What happened between Letterman and the women in his workplace? Is he, as he put it, a practitioner of "creepy?" In the interest of full disclosure, I've always found David Letterman hopelessly attractive. There's something about a charming and witty curmudgeon that women with low self-esteem can't bypass, at least says this glutton for punishment. There's something irresistible about iconoclasts.
So did Letterman pull rank by imposing his winking wit on young female staffers? Or is he just a flirtatious guy at the center of some office scuttlebutt? I DON'T KNOW. And that seems to be the one phrase no one wants to say. So many people are so sure that people in power positions should never engage in workplace relationships, because of the inherent harassment involved. There's definitely truth to that.
If I worked for David Letterman and he flirted with me, put me on TV and offered to pay my law school tuition , I'd probably feel obligated and would certainly be more likely to date him. But you know what? If I worked for David Letterman and he told me I was bad at my job, didn't laugh at my jokes, or ignored me, I'd probably still want to date him. I'm weak. But more importantly, I find him attractive, even if there are things about him I don't find attractive. Likewise, people are often attracted to people for reasons having nothing to do with logic and those reasons often violate rules (perhaps you lust for someone who is married, or someone you're friends with, or maybe you have a crush on a Libertarian, something truly verboten like that).

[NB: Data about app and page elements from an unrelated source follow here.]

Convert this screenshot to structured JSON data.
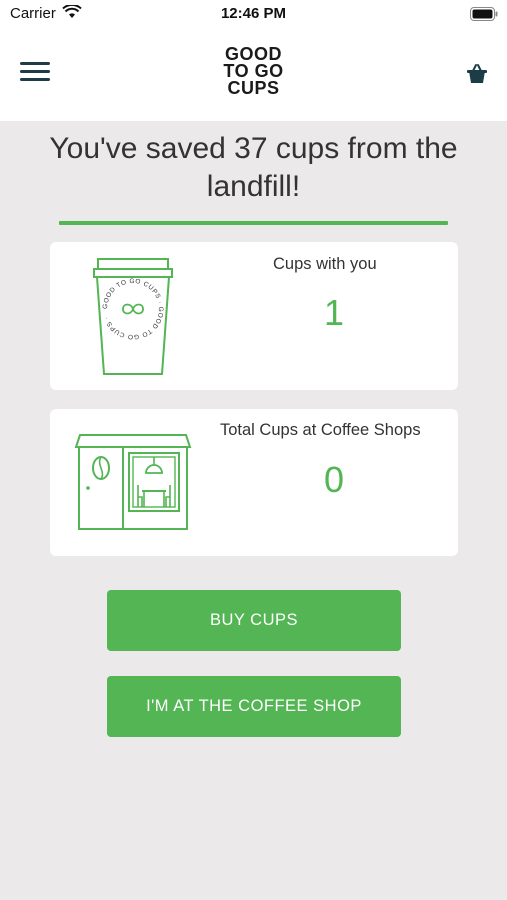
{
  "status": {
    "carrier": "Carrier",
    "time": "12:46 PM"
  },
  "header": {
    "logo_lines": [
      "GOOD",
      "TO GO",
      "CUPS"
    ],
    "menu_icon": "hamburger-menu-icon",
    "cart_icon": "basket-icon"
  },
  "main": {
    "headline": "You've saved 37 cups from the landfill!",
    "cards": [
      {
        "label": "Cups with you",
        "value": "1",
        "icon": "cup-icon",
        "cup_ring_text": "GOOD TO GO CUPS · GOOD TO GO CUPS ·"
      },
      {
        "label": "Total Cups at Coffee Shops",
        "value": "0",
        "icon": "coffee-shop-icon"
      }
    ],
    "buttons": {
      "buy": "BUY CUPS",
      "at_shop": "I'M AT THE COFFEE SHOP"
    }
  },
  "colors": {
    "accent": "#53b553",
    "background": "#ebe9ea",
    "nav_icon": "#1d3d46"
  }
}
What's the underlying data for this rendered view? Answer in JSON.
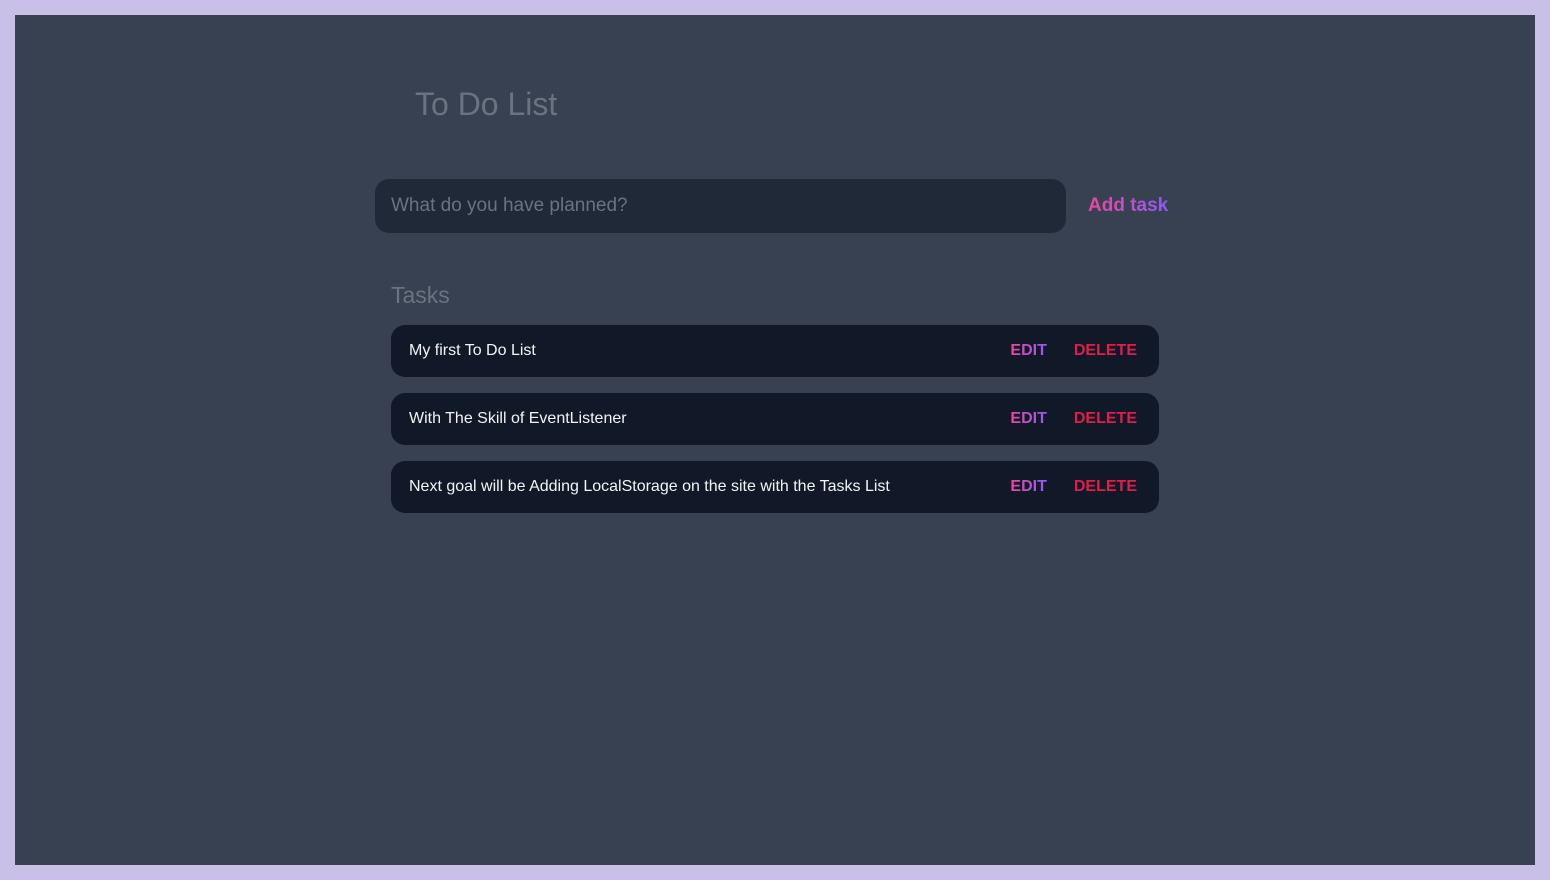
{
  "header": {
    "title": "To Do List"
  },
  "form": {
    "placeholder": "What do you have planned?",
    "value": "",
    "add_label": "Add task"
  },
  "tasks_section": {
    "heading": "Tasks",
    "items": [
      {
        "text": "My first To Do List",
        "edit_label": "EDIT",
        "delete_label": "DELETE"
      },
      {
        "text": "With The Skill of EventListener",
        "edit_label": "EDIT",
        "delete_label": "DELETE"
      },
      {
        "text": "Next goal will be Adding LocalStorage on the site with the Tasks List",
        "edit_label": "EDIT",
        "delete_label": "DELETE"
      }
    ]
  },
  "colors": {
    "page_border": "#c8c0e6",
    "app_background": "#374151",
    "input_background": "#1f2937",
    "task_background": "#111827",
    "muted_text": "#6b7280",
    "accent_gradient_start": "#ec4899",
    "accent_gradient_end": "#8b5cf6",
    "delete": "#e11d48"
  }
}
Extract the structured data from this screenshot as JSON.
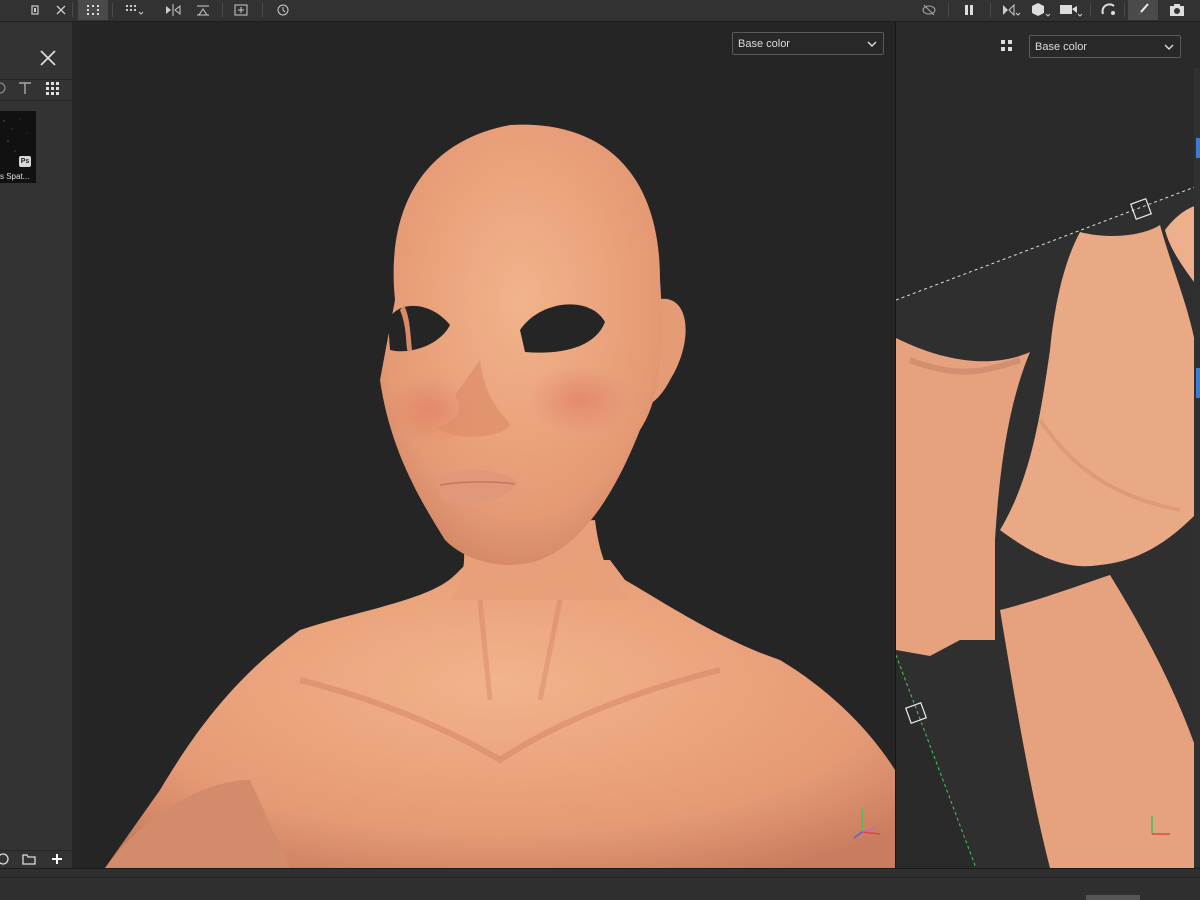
{
  "viewport3d": {
    "channel_select": "Base color"
  },
  "viewport2d": {
    "channel_select": "Base color"
  },
  "shelf": {
    "thumbnail_label": "s Spat...",
    "thumbnail_badge": "Ps"
  },
  "toolbar": {
    "left_icons": [
      "window-restore-icon",
      "close-icon",
      "selection-grid-icon",
      "grid-options-icon",
      "symmetry-icon",
      "align-icon",
      "add-layer-icon",
      "history-icon"
    ],
    "right_icons": [
      "hide-icon",
      "pause-icon",
      "split-view-icon",
      "cube-icon",
      "camera-video-icon",
      "lights-icon",
      "brush-icon",
      "screenshot-icon"
    ]
  },
  "colors": {
    "skin": "#e8a27c",
    "panel_bg": "#333333",
    "viewport_bg": "#252525"
  }
}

I think a lot of women find David Letterman sexy, and Letterman has somewhat of a lecherous past himself. But do I think he harassed these women by sleeping with them? No. Do I think he abused his power? No. If he did, the act wasn't any more abusive than when he began relationships with his wife Regina Lasko (a former "Late Night" employee when Letterman was the show's host) or longtime girlfriend Merrill Markoe, who served as head writer for "Late Night" and producer for Letterman's failed morning show (though Markoe and Letterman began dating before he hired her).
David Letterman is always going to be David Letterman. Whether or not women work for him, almost all of them will see him as host of the "Late Show." Celebrity is influence, so any relationship with a non-celebrity or a poor person, or a less-popular person could be termed technical "harassment." I'm not dismissing the balance of power. I'm also not excluding the possibility that Dave acted inappropriately. But to state decisively, as one blog did, that Letterman's affairs were an abuse of power, imply omniscience and also betray truth. Yes, office relationships between supervisors and subordinates create disparity and discomfort for those in the workplace, even in the best of circumstances (i.e. consensual affairs) but to say that Letterman was wholly out of bounds suggests that in almost no circumstance could he ever have guilt free sex. His marriage is out of bounds. It seems, according to this logic, the only person Letterman could fuck and get away with it is Jay Leno (in that case, it'd be more payback than anything else).
It reminds me of something cartoonist Cathy Guisewite said. She was a guest on one of the last episodes of "The Tonight Show with Johnny Carson" and told the host he couldn't retire, because he would be dumping his legions of female fans who go to bed with him every night.
Maybe Letterman's transgressions cut closer to a lot of women because they've been harassed in the workplace. Women do have to work harder, we do have to prove we aren't sleeping our ways to the top, and sometimes that means not engaging in consensual relationships with colleagues. And maybe we just don't want to believe Mr. Top Ten List is like every sleazy boss we've had or every witty hornball we've shared cubicle walls with.
I don't know if Letterman's mistresses/girlfriends/employees are victims. Victimhood is largely in the eye of the beholder. But Letterman, let's not forget, is surely a victim. He's undergoing a public vivisection at the hands of an extortionist.
Maybe Dave is just guilty of a stupid human trick: dipping his pen in the company ink. It hardly makes him Clarence Thomas.
-Meryn, who idolizes Merrill Markoe and hopes to one day receive the GE corporate "handshake."